Evaluation Toolkit for Breastfeeding Programs and Projects

June 2012

3.1 Stages of evaluation

Page last updated: 04 November 2013

These can be ordered in any number of ways (some people suggest four stages, some six, some ten), but essentially what you want to do in an evaluation is:

  • decide what you need to find out
  • create a process for collecting the data you need
  • analyse the data and reflect on what it means.
There are, of course, a number of activities behind those three. For instance, the Victorian Department of Human Services’ guide, Planning for effective health promotion evaluation, outlines the following six steps to an evaluation project:

Step 1: Describe the program: (identify the program plan – program goal, target population, objectives, interventions, processes and resources)
Step 2: Evaluation preview: (engage stakeholders; clarify the purpose of the evaluation; identify key questions; identify evaluation resources)
Step 3: Focus the evaluation design: (specify the evaluation design; specify data collection methods; locate or develop data collection instruments)
Step 4: Collect data: (coordinate data collection)
Step 5: Analyse and interpret data: (analyse the findings; interpret the findings)
Step 6: Disseminate lessons learnt: (what reports will be prepared; what formats will be used; how will findings be disseminated) (Round et al 2005).

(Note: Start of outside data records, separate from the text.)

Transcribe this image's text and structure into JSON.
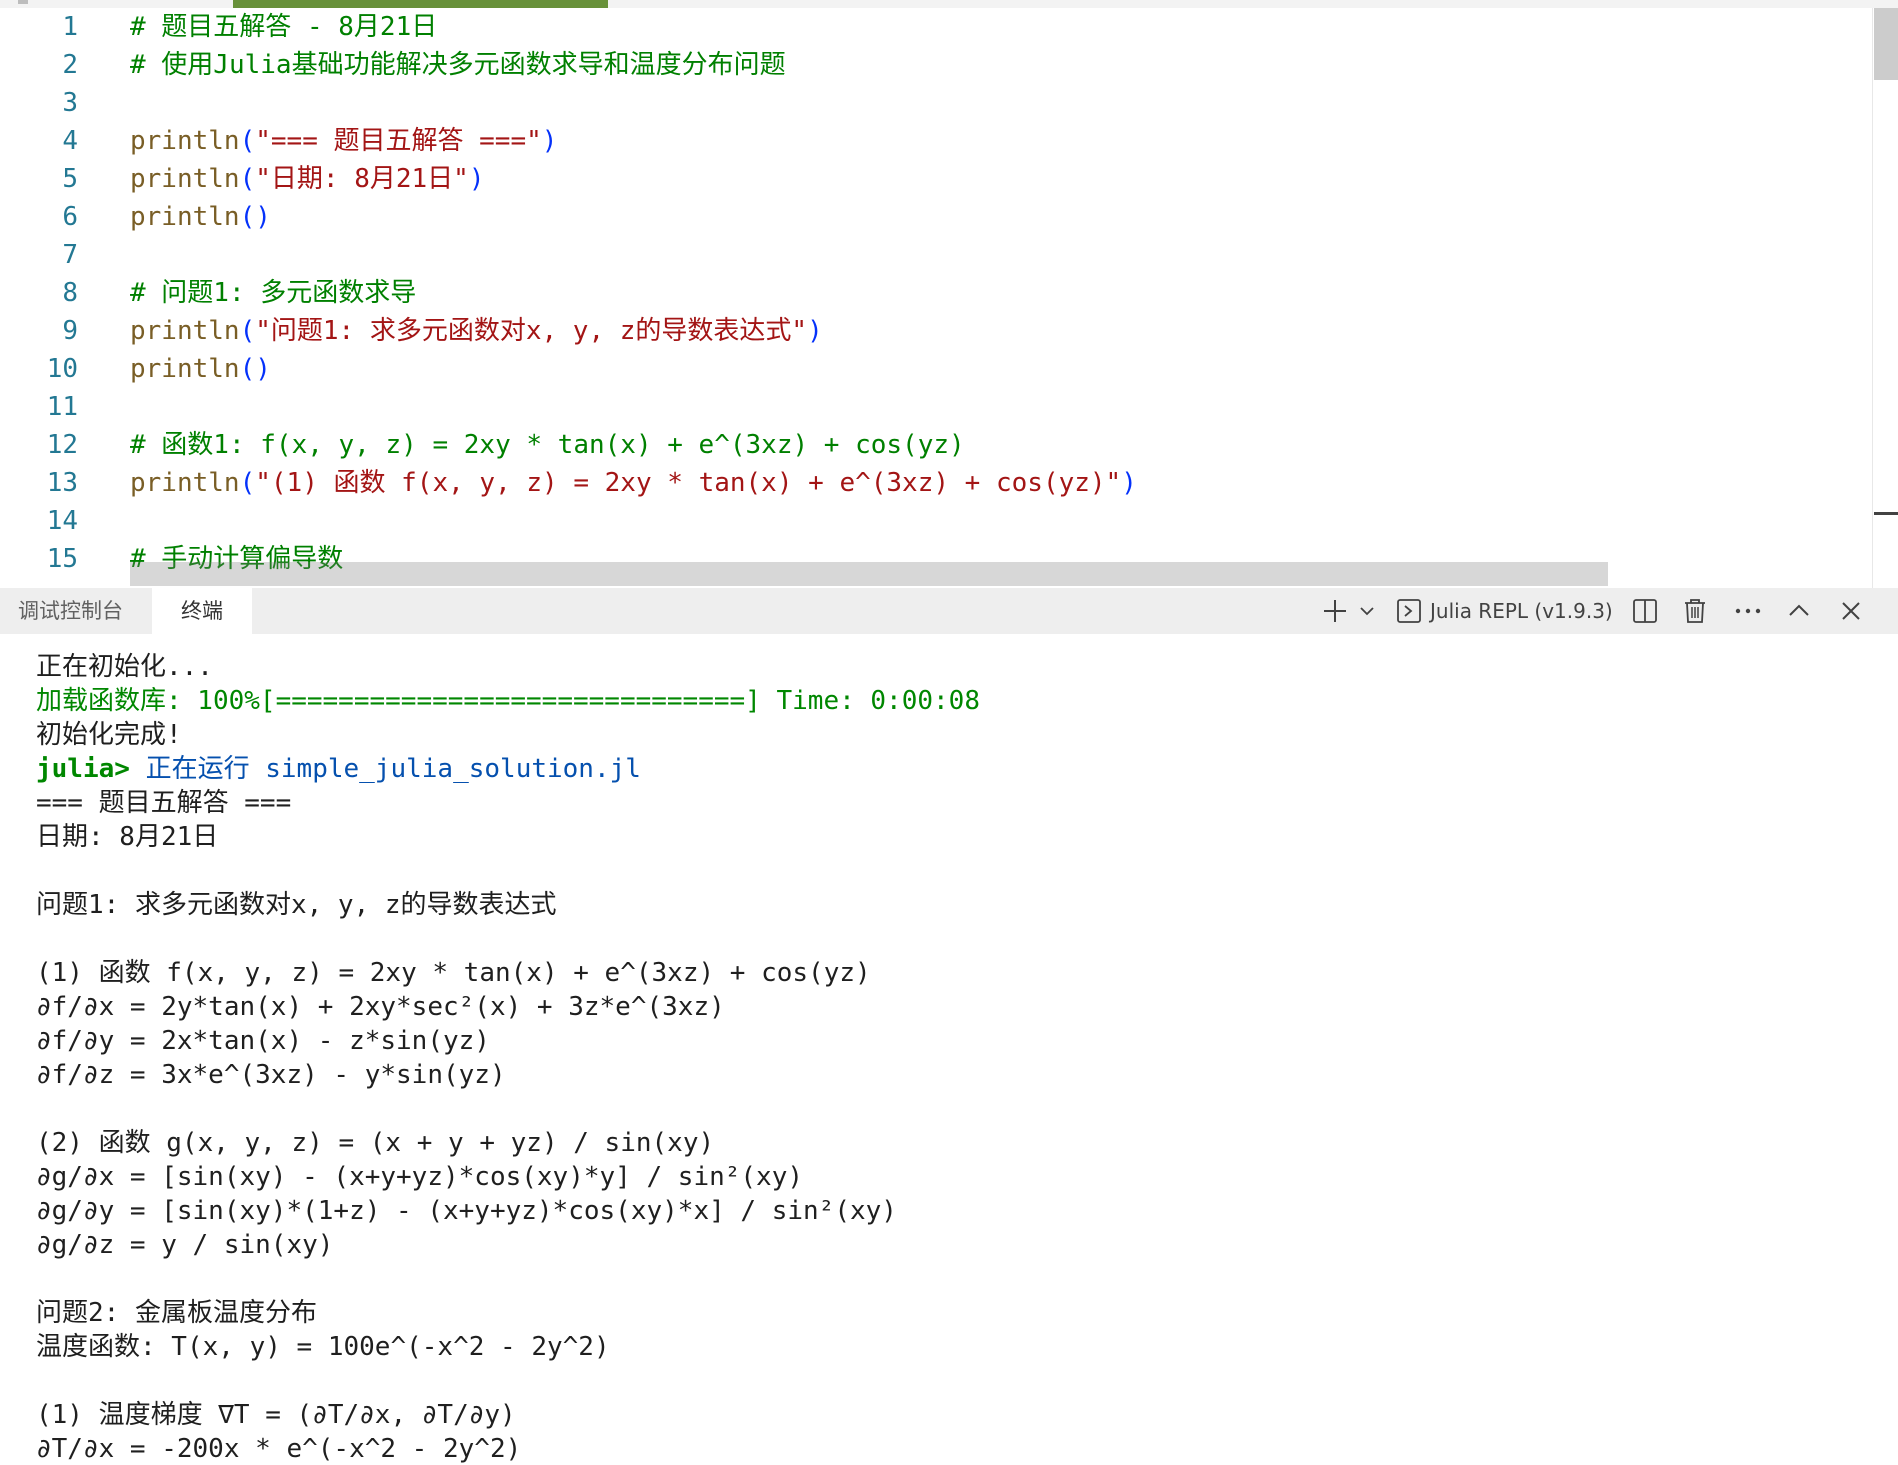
{
  "editor": {
    "lines": [
      {
        "n": "1",
        "parts": [
          {
            "t": "# 题目五解答 - 8月21日",
            "c": "comment"
          }
        ]
      },
      {
        "n": "2",
        "parts": [
          {
            "t": "# 使用Julia基础功能解决多元函数求导和温度分布问题",
            "c": "comment"
          }
        ]
      },
      {
        "n": "3",
        "parts": []
      },
      {
        "n": "4",
        "parts": [
          {
            "t": "println",
            "c": "fn"
          },
          {
            "t": "(",
            "c": "paren"
          },
          {
            "t": "\"=== 题目五解答 ===\"",
            "c": "str"
          },
          {
            "t": ")",
            "c": "paren"
          }
        ]
      },
      {
        "n": "5",
        "parts": [
          {
            "t": "println",
            "c": "fn"
          },
          {
            "t": "(",
            "c": "paren"
          },
          {
            "t": "\"日期: 8月21日\"",
            "c": "str"
          },
          {
            "t": ")",
            "c": "paren"
          }
        ]
      },
      {
        "n": "6",
        "parts": [
          {
            "t": "println",
            "c": "fn"
          },
          {
            "t": "()",
            "c": "paren"
          }
        ]
      },
      {
        "n": "7",
        "parts": []
      },
      {
        "n": "8",
        "parts": [
          {
            "t": "# 问题1: 多元函数求导",
            "c": "comment"
          }
        ]
      },
      {
        "n": "9",
        "parts": [
          {
            "t": "println",
            "c": "fn"
          },
          {
            "t": "(",
            "c": "paren"
          },
          {
            "t": "\"问题1: 求多元函数对x, y, z的导数表达式\"",
            "c": "str"
          },
          {
            "t": ")",
            "c": "paren"
          }
        ]
      },
      {
        "n": "10",
        "parts": [
          {
            "t": "println",
            "c": "fn"
          },
          {
            "t": "()",
            "c": "paren"
          }
        ]
      },
      {
        "n": "11",
        "parts": []
      },
      {
        "n": "12",
        "parts": [
          {
            "t": "# 函数1: f(x, y, z) = 2xy * tan(x) + e^(3xz) + cos(yz)",
            "c": "comment"
          }
        ]
      },
      {
        "n": "13",
        "parts": [
          {
            "t": "println",
            "c": "fn"
          },
          {
            "t": "(",
            "c": "paren"
          },
          {
            "t": "\"(1) 函数 f(x, y, z) = 2xy * tan(x) + e^(3xz) + cos(yz)\"",
            "c": "str"
          },
          {
            "t": ")",
            "c": "paren"
          }
        ]
      },
      {
        "n": "14",
        "parts": []
      },
      {
        "n": "15",
        "parts": [
          {
            "t": "# 手动计算偏导数",
            "c": "comment"
          }
        ]
      }
    ]
  },
  "panel": {
    "tabs": [
      "调试控制台",
      "终端"
    ],
    "active_tab": "终端",
    "terminal_selector": "Julia REPL (v1.9.3)",
    "icons": [
      "plus-icon",
      "chevron-down-icon",
      "terminal-icon",
      "split-terminal-icon",
      "trash-icon",
      "more-icon",
      "chevron-up-icon",
      "close-icon"
    ]
  },
  "terminal": {
    "lines": [
      {
        "parts": [
          {
            "t": "正在初始化...",
            "c": "plain"
          }
        ]
      },
      {
        "parts": [
          {
            "t": "加载函数库: 100%[==============================] Time: 0:00:08",
            "c": "green"
          }
        ]
      },
      {
        "parts": [
          {
            "t": "初始化完成!",
            "c": "plain"
          }
        ]
      },
      {
        "parts": [
          {
            "t": "julia>",
            "c": "prompt"
          },
          {
            "t": " 正在运行 ",
            "c": "blue"
          },
          {
            "t": "simple_julia_solution.jl",
            "c": "blue"
          }
        ]
      },
      {
        "parts": [
          {
            "t": "=== 题目五解答 ===",
            "c": "plain"
          }
        ]
      },
      {
        "parts": [
          {
            "t": "日期: 8月21日",
            "c": "plain"
          }
        ]
      },
      {
        "parts": []
      },
      {
        "parts": [
          {
            "t": "问题1: 求多元函数对x, y, z的导数表达式",
            "c": "plain"
          }
        ]
      },
      {
        "parts": []
      },
      {
        "parts": [
          {
            "t": "(1) 函数 f(x, y, z) = 2xy * tan(x) + e^(3xz) + cos(yz)",
            "c": "plain"
          }
        ]
      },
      {
        "parts": [
          {
            "t": "∂f/∂x = 2y*tan(x) + 2xy*sec²(x) + 3z*e^(3xz)",
            "c": "plain"
          }
        ]
      },
      {
        "parts": [
          {
            "t": "∂f/∂y = 2x*tan(x) - z*sin(yz)",
            "c": "plain"
          }
        ]
      },
      {
        "parts": [
          {
            "t": "∂f/∂z = 3x*e^(3xz) - y*sin(yz)",
            "c": "plain"
          }
        ]
      },
      {
        "parts": []
      },
      {
        "parts": [
          {
            "t": "(2) 函数 g(x, y, z) = (x + y + yz) / sin(xy)",
            "c": "plain"
          }
        ]
      },
      {
        "parts": [
          {
            "t": "∂g/∂x = [sin(xy) - (x+y+yz)*cos(xy)*y] / sin²(xy)",
            "c": "plain"
          }
        ]
      },
      {
        "parts": [
          {
            "t": "∂g/∂y = [sin(xy)*(1+z) - (x+y+yz)*cos(xy)*x] / sin²(xy)",
            "c": "plain"
          }
        ]
      },
      {
        "parts": [
          {
            "t": "∂g/∂z = y / sin(xy)",
            "c": "plain"
          }
        ]
      },
      {
        "parts": []
      },
      {
        "parts": [
          {
            "t": "问题2: 金属板温度分布",
            "c": "plain"
          }
        ]
      },
      {
        "parts": [
          {
            "t": "温度函数: T(x, y) = 100e^(-x^2 - 2y^2)",
            "c": "plain"
          }
        ]
      },
      {
        "parts": []
      },
      {
        "parts": [
          {
            "t": "(1) 温度梯度 ∇T = (∂T/∂x, ∂T/∂y)",
            "c": "plain"
          }
        ]
      },
      {
        "parts": [
          {
            "t": "∂T/∂x = -200x * e^(-x^2 - 2y^2)",
            "c": "plain"
          }
        ]
      }
    ]
  },
  "colors": {
    "comment": "#008000",
    "function": "#795e26",
    "string": "#a31515",
    "paren": "#0431fa",
    "line_number": "#237893",
    "terminal_green": "#008700",
    "terminal_blue": "#0550ae",
    "tab_accent": "#68913a"
  }
}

Whether it is three, six or ten stages, it is important that you develop a clear process, you inform the right people about it (and get ethics approval if you need it – more on that below), and that you are rigorous in your analysis so that the findings have credibility.